## Task directions
Filter the entries for lines with the word "icon".

## Data in this exercise
===============

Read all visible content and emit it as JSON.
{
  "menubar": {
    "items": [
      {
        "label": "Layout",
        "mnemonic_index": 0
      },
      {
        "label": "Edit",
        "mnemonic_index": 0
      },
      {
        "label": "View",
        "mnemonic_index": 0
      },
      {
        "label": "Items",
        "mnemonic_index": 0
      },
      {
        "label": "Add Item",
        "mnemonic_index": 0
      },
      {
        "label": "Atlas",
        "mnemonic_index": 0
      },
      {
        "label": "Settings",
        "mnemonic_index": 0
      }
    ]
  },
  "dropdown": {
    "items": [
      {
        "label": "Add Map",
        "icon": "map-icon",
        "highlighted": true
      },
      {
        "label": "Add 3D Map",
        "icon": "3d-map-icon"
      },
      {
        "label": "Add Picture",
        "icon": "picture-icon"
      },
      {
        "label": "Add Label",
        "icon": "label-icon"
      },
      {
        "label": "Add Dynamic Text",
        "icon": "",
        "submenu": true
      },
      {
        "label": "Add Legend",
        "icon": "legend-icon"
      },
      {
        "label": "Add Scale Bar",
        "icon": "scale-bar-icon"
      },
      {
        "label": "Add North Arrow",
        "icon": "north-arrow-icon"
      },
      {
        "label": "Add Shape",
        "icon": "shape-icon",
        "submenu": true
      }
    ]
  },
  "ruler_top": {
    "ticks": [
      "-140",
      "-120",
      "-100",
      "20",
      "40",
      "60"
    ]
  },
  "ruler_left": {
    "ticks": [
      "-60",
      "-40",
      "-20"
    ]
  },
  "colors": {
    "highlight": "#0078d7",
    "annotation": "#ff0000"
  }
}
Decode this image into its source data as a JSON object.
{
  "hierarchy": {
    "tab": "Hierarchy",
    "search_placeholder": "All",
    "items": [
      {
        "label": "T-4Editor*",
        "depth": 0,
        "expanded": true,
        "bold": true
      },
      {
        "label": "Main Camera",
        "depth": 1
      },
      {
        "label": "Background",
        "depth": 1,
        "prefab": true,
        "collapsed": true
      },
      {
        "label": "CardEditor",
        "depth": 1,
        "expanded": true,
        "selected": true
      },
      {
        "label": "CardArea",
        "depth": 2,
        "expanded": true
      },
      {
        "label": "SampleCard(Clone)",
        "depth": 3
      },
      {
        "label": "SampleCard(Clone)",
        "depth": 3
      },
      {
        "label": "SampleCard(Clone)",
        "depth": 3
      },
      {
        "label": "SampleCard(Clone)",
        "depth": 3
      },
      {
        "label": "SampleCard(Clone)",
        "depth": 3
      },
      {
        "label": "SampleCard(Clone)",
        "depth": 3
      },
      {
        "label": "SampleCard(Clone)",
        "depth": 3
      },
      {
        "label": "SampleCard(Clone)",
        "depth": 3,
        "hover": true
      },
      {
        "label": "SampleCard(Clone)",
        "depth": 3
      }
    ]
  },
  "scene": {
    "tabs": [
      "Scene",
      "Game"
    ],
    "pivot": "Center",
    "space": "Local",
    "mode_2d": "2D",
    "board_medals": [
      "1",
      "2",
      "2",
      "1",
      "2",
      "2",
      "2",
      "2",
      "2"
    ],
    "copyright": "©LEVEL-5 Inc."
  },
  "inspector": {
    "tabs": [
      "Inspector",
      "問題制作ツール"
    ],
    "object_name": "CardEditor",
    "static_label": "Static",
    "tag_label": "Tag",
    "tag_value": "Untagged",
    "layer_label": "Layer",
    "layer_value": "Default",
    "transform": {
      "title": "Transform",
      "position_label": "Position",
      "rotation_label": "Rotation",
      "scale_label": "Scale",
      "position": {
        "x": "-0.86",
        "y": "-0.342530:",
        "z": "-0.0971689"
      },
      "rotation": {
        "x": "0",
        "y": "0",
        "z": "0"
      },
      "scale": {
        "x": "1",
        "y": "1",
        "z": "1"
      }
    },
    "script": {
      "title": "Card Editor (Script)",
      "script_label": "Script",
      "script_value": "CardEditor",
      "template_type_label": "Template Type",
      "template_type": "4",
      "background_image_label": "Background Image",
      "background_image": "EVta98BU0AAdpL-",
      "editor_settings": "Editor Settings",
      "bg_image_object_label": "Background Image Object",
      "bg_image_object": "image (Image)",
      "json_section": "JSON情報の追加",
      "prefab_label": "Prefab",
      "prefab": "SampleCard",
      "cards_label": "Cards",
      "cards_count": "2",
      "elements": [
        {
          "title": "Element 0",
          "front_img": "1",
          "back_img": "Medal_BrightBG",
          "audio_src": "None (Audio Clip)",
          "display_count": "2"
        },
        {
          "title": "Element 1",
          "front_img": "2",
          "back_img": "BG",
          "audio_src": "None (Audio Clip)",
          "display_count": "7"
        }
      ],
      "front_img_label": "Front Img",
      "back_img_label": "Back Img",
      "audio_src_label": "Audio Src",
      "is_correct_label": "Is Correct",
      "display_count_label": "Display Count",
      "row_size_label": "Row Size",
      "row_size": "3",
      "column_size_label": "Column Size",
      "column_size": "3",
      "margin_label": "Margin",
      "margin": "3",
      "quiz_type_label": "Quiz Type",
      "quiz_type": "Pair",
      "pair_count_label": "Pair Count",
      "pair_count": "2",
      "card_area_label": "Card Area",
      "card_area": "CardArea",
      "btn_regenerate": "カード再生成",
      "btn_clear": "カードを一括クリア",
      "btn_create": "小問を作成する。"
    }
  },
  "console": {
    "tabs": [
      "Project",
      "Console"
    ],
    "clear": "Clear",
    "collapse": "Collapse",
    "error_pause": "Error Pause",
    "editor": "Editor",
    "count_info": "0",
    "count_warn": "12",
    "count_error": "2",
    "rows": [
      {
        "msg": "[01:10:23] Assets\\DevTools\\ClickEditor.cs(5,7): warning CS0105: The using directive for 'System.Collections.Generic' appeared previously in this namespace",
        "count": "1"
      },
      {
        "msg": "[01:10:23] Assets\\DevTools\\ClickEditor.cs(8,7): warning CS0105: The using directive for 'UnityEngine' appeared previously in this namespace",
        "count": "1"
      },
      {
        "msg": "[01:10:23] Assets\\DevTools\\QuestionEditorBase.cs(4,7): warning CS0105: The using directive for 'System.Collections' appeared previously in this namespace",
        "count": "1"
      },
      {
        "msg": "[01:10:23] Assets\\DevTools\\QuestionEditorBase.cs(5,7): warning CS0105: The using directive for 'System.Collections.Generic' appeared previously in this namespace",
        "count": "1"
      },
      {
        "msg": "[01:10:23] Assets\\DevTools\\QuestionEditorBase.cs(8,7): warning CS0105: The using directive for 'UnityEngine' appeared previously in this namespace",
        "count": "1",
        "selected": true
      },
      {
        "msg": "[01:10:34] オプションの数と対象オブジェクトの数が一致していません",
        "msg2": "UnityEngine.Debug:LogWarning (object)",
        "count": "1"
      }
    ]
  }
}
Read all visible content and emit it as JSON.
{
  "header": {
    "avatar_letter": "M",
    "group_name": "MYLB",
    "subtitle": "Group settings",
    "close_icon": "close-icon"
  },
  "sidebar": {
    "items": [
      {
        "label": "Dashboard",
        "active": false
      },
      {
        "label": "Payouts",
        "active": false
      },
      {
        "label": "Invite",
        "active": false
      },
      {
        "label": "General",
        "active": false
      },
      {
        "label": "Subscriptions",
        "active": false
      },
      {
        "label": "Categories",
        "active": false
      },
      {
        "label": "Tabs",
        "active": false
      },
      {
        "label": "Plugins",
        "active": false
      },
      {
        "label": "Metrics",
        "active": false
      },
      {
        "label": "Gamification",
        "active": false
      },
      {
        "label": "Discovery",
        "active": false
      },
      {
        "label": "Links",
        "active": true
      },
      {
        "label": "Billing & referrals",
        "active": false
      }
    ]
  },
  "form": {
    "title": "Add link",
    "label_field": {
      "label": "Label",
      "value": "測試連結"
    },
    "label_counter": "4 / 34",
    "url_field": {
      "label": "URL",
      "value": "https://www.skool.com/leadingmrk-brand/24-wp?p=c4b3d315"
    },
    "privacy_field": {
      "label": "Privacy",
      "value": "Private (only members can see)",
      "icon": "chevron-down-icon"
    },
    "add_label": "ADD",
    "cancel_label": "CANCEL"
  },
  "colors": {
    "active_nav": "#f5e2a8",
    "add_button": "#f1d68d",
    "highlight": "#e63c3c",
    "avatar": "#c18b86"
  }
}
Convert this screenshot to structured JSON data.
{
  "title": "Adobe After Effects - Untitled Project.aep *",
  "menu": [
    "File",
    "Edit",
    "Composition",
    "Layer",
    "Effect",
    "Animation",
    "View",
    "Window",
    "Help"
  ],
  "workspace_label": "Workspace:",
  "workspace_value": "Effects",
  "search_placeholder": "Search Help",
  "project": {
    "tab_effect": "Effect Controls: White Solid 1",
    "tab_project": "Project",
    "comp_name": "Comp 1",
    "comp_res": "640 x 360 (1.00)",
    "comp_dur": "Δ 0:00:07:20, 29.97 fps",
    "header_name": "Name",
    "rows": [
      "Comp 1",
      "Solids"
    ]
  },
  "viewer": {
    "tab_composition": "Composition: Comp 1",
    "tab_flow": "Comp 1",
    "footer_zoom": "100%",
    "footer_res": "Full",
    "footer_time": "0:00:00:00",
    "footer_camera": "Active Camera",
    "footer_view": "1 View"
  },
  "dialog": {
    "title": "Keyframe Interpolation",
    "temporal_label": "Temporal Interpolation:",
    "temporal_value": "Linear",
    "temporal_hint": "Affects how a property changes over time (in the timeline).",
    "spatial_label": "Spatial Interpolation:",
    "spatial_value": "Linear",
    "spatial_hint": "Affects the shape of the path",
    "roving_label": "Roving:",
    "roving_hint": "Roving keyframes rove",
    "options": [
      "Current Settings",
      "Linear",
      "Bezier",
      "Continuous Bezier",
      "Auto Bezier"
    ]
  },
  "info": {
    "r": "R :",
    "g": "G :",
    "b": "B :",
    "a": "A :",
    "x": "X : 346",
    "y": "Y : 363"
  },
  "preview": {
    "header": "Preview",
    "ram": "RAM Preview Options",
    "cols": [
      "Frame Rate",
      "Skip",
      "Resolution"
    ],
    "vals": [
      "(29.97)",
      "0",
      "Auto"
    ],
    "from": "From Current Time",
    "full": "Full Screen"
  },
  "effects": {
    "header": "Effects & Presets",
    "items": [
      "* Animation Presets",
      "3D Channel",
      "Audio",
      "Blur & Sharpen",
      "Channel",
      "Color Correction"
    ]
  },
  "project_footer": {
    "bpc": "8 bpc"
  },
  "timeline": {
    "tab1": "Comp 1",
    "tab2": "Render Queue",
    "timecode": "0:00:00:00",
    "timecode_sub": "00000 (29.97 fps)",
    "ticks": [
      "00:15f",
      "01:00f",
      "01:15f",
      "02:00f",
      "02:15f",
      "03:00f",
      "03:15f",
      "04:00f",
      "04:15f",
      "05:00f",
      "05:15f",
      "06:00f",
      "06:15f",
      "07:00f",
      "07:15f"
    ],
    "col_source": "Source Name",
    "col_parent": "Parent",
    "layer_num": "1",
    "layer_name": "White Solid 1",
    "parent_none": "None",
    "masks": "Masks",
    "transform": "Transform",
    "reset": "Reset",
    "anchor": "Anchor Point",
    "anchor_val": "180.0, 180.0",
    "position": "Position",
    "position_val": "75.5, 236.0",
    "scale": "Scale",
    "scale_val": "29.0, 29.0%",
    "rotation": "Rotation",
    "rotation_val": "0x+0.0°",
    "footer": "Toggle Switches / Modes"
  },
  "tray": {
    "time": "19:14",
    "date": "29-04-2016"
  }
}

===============

## Worked solution
        "icon": "map-icon",
        "icon": "3d-map-icon"
        "icon": "picture-icon"
        "icon": "label-icon"
        "icon": "",
        "icon": "legend-icon"
        "icon": "scale-bar-icon"
        "icon": "north-arrow-icon"
        "icon": "shape-icon",
    "close_icon": "close-icon"
      "icon": "chevron-down-icon"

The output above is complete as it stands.